Review: Actor David McCallum writes crime novel
David McCallum — yes, actor David McCallum of “The Man from U.N.C.L.E.” and “NCIS” fame — confidently embarks on a second career in his highly entertaining debut that mixes the espionage novel with the mystery thriller.
McCallum, 82, is no John le Carre, nor does his “Once a Crooked Man” hero, Harry Murphy, resemble George Smiley or Illya Kuryakin, the role that made the Scottish actor famous. But McCallum respects the genres’ tenets, supplying the right amount of intrigue, violence and sex for a well-plotted, action-packed tale.
Although he isn’t a household name, Harry has had a decent career as a New York actor — a few TV and film spots, a couple of Broadway plays and lots of voice-over work for commercials. After an audition, Harry tries to use the restroom in a restaurant in Queens at the same time the three Bruschetti brothers are discussing how to get out of the organized crime business. While Harry relieves himself in the alley, he overhears the brothers plotting to murder someone named Villiers in London — one of those pesky loose ends the brothers must tie up.
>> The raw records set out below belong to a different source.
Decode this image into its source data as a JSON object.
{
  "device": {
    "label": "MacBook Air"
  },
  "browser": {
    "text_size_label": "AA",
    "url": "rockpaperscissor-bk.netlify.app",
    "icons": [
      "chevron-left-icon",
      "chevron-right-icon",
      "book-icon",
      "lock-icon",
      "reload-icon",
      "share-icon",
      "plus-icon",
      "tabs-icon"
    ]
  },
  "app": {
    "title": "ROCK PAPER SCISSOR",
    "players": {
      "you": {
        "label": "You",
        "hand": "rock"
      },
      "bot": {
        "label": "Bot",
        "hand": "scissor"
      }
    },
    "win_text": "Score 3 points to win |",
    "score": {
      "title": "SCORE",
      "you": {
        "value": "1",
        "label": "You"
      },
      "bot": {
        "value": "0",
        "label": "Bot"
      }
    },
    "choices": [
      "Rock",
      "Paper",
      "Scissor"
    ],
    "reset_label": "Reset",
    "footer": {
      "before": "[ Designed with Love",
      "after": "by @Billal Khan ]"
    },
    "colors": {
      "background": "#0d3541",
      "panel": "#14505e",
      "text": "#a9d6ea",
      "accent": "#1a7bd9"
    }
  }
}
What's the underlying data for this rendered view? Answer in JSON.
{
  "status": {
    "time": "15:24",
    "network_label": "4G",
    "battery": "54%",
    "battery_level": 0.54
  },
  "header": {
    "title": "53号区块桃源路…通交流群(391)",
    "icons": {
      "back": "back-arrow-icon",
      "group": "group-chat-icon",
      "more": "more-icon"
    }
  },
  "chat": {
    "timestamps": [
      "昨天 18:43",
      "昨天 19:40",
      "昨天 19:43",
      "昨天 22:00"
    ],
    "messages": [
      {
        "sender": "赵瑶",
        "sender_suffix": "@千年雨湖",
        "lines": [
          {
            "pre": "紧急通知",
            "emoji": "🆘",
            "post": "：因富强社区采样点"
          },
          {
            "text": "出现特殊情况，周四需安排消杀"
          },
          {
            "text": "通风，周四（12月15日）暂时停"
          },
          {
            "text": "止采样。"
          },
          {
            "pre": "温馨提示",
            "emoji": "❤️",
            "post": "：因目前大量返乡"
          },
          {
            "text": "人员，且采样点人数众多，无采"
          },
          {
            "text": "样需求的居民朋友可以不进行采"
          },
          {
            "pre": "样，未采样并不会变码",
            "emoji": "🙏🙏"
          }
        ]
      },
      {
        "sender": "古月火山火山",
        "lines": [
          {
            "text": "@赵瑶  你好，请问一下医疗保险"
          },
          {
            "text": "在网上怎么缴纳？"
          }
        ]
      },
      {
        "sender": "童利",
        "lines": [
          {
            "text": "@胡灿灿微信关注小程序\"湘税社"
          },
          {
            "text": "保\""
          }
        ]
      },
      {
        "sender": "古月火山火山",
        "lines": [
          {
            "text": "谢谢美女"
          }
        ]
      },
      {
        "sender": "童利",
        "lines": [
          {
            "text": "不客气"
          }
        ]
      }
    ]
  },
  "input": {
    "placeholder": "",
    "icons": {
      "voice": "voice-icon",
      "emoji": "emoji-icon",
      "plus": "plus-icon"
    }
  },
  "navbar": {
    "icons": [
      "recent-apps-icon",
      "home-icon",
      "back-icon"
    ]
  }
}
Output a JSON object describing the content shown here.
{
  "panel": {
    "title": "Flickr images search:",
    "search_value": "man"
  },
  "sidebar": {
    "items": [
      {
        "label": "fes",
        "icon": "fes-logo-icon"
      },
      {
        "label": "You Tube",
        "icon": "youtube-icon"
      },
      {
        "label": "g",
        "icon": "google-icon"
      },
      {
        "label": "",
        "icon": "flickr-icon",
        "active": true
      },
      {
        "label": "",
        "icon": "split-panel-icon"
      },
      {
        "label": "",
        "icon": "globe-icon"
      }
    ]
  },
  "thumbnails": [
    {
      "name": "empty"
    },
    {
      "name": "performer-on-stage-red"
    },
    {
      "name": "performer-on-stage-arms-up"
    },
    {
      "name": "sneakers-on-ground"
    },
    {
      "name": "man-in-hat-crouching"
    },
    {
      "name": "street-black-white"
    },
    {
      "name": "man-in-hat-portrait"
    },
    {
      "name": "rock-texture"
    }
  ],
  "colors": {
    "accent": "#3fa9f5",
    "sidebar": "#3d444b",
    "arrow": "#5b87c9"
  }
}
Flush with funds from a mayonnaise commercial, Harry impulsively flies to London where he manages to stop the murder. Harry is mistaken for a mob enforcer by both the criminals and the British police, becoming part of “the reality show to end all reality shows.” But Harry has learned a lot of acting tricks that help him infiltrate the mob.
“Once a Crooked Man” makes the most of the mistaken identity scenario as Harry discovers extreme satisfaction being a man of action, forced to work outside his comfort level, even when the role of a lifetime may cost his life.
McCallum also populates his novel with the requisite characters — the sexy female agent who may have ulterior motives, the police detective whose sad-sack demeanor disguises his insight, trigger-happy hit men and realistic criminals who may claim to be businessmen but are just thugs.
While occasional bits of humor add levity to the plot, McCallum keeps a near hard-boiled edge to the story. It seems McCallum had a lot of fun writing “Once a Crooked Man,” as will his readers devouring his energetic novel.